◆ How to complete this task: Copy every entry exactly as given, minus the images.
(Beginning of Task data)
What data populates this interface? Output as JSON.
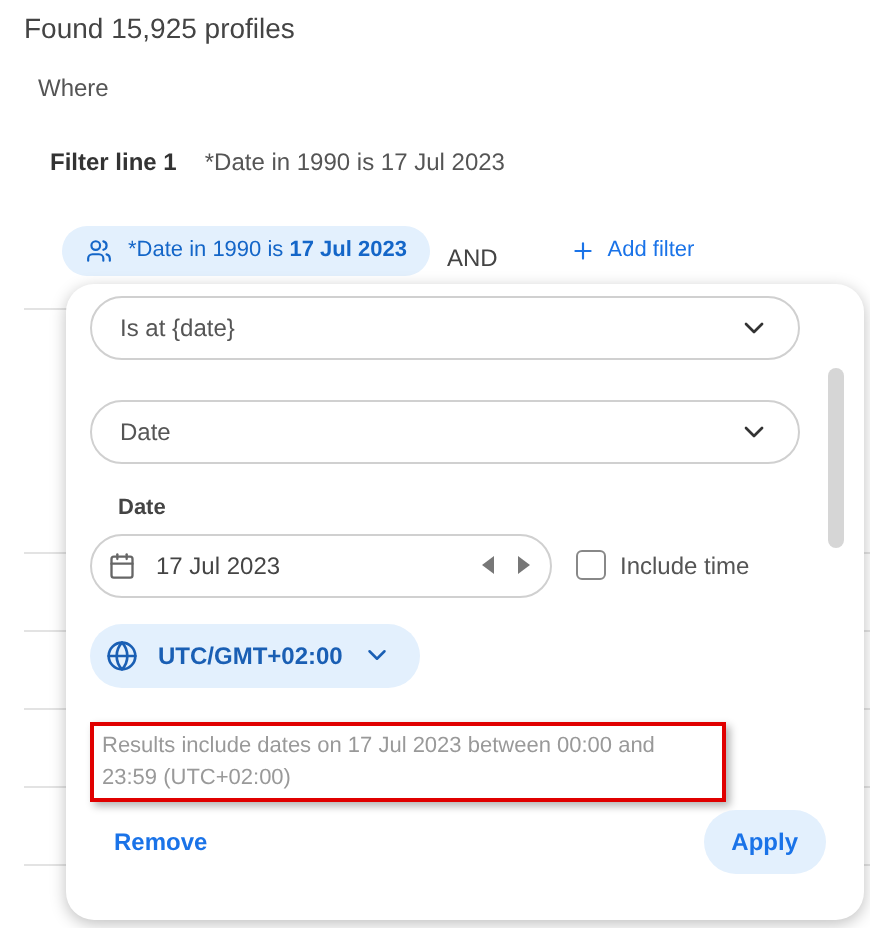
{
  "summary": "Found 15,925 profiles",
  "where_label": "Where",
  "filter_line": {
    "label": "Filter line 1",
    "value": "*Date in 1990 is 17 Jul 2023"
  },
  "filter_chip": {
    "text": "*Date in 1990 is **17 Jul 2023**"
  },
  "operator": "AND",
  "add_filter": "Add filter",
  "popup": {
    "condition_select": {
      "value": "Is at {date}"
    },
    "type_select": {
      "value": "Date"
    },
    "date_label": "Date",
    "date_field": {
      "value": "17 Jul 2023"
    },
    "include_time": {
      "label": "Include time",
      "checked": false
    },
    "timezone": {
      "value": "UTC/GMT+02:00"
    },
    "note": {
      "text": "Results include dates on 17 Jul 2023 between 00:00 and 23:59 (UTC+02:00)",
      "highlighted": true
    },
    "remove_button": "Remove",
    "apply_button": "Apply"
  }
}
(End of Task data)
◆ Response area:
What data populates this interface? Output as JSON.
{
  "summary": "Found 15,925 profiles",
  "where_label": "Where",
  "filter_line": {
    "label": "Filter line 1",
    "value": "*Date in 1990 is 17 Jul 2023"
  },
  "filter_chip": {
    "text": "*Date in 1990 is **17 Jul 2023**"
  },
  "operator": "AND",
  "add_filter": "Add filter",
  "popup": {
    "condition_select": {
      "value": "Is at {date}"
    },
    "type_select": {
      "value": "Date"
    },
    "date_label": "Date",
    "date_field": {
      "value": "17 Jul 2023"
    },
    "include_time": {
      "label": "Include time",
      "checked": false
    },
    "timezone": {
      "value": "UTC/GMT+02:00"
    },
    "note": {
      "text": "Results include dates on 17 Jul 2023 between 00:00 and 23:59 (UTC+02:00)",
      "highlighted": true
    },
    "remove_button": "Remove",
    "apply_button": "Apply"
  }
}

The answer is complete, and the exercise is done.